When the nation first observed Workers Memorial Day in 1970, an estimated 38 U.S. workers suffered fatal on-the-job injuries each day, according to the Department of Labor, and many more endured debilitating respiratory diseases and other life-altering illnesses related to workplace exposures.

Today, that number has been cut by more than half, to about 15 people losing their lives on the job. In 2022, a reported 5,486 workers suffered fatal injuries, an increase of 296 worker deaths from 2021.

This year, the Labor Department’s Occupational Safety and Health Administration and Mine Safety and Health Administration will again remind the nation that protecting workers is critical. To that end, families, friends, co-workers and the larger community will gather nationwide on Sunday, April 28, for Workers Memorial Day events to honor people who didn’t come home at the end of their shift.

“As we honor our fallen workers on Workers Memorial Day, we must remember that behind each workplace fatality, there are loved ones enduring unimaginable grief,” said Assistant Secretary for Occupational Safety and Health Doug Parker. 

“It is for the lost workers and those left behind that we continue to fight for every worker’s right to a safe working environment,” Parker added. “Our mission at OSHA is to ensure that when someone leaves for work, they know they’ll come home safe at the end of the day to the arms of their families and loved ones.”

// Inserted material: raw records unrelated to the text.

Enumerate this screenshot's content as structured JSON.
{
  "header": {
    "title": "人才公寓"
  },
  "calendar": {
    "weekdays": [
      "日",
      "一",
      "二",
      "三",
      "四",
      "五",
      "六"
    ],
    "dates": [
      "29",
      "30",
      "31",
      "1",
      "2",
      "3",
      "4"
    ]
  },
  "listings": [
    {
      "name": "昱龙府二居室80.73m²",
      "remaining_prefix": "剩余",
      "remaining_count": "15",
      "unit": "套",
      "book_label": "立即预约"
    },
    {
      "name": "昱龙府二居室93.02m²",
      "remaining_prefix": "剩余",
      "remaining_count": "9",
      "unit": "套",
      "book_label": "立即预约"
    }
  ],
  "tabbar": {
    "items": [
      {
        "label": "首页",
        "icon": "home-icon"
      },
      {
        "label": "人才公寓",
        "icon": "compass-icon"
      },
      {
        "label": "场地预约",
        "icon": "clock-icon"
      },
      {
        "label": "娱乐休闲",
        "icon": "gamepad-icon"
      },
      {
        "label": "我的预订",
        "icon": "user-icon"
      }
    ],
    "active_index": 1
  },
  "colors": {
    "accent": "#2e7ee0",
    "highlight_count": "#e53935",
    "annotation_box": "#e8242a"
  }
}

Workers Memorial Day in Iowa in 2007.To commemorate Workers Memorial Day, the department will host a week-long series of events from April 22-25 to educate employers on the importance of safe and healthy workplaces. The series will culminate with an in-person — and nationally live-streamed — event at 1 p.m. EDT at its Washington headquarters. OSHA and MSHA leaders will join AFL-CIO President Liz Shuler and Stacy Sebald with the United Support & Memorial for Workplace Fatalities, whose 19-year-old son Mitchell McDaniel suffered fatal injuries in an agriculture incident in 2019.

“We come together on Workers Memorial Day to remember those we have lost in workplace accidents and to prevent work-related illnesses,” said Assistant Secretary for Mine Safety and Health Chris Williamson. 

“At MSHA, we know a safe workplace isn’t a privilege – it’s every miner’s right,” Williamson added. “It is in the memory of fallen workers that we continue to advocate for each miner’s safety, health and dignity.”

Learn more about Workers Memorial Day events nationwide and view the April 25 livestream HERE.

Photo at left: A Workers Memorial Day event in Iowa in 2007. Photo courtesy of Wikipedia.

Join OSHA and MSHA representatives, families, workers, labor unions, advocates and others to remember the lives lost and raise awareness of workplace safety to help prevent future tragedies. Find a local Workers Memorial Day event HERE.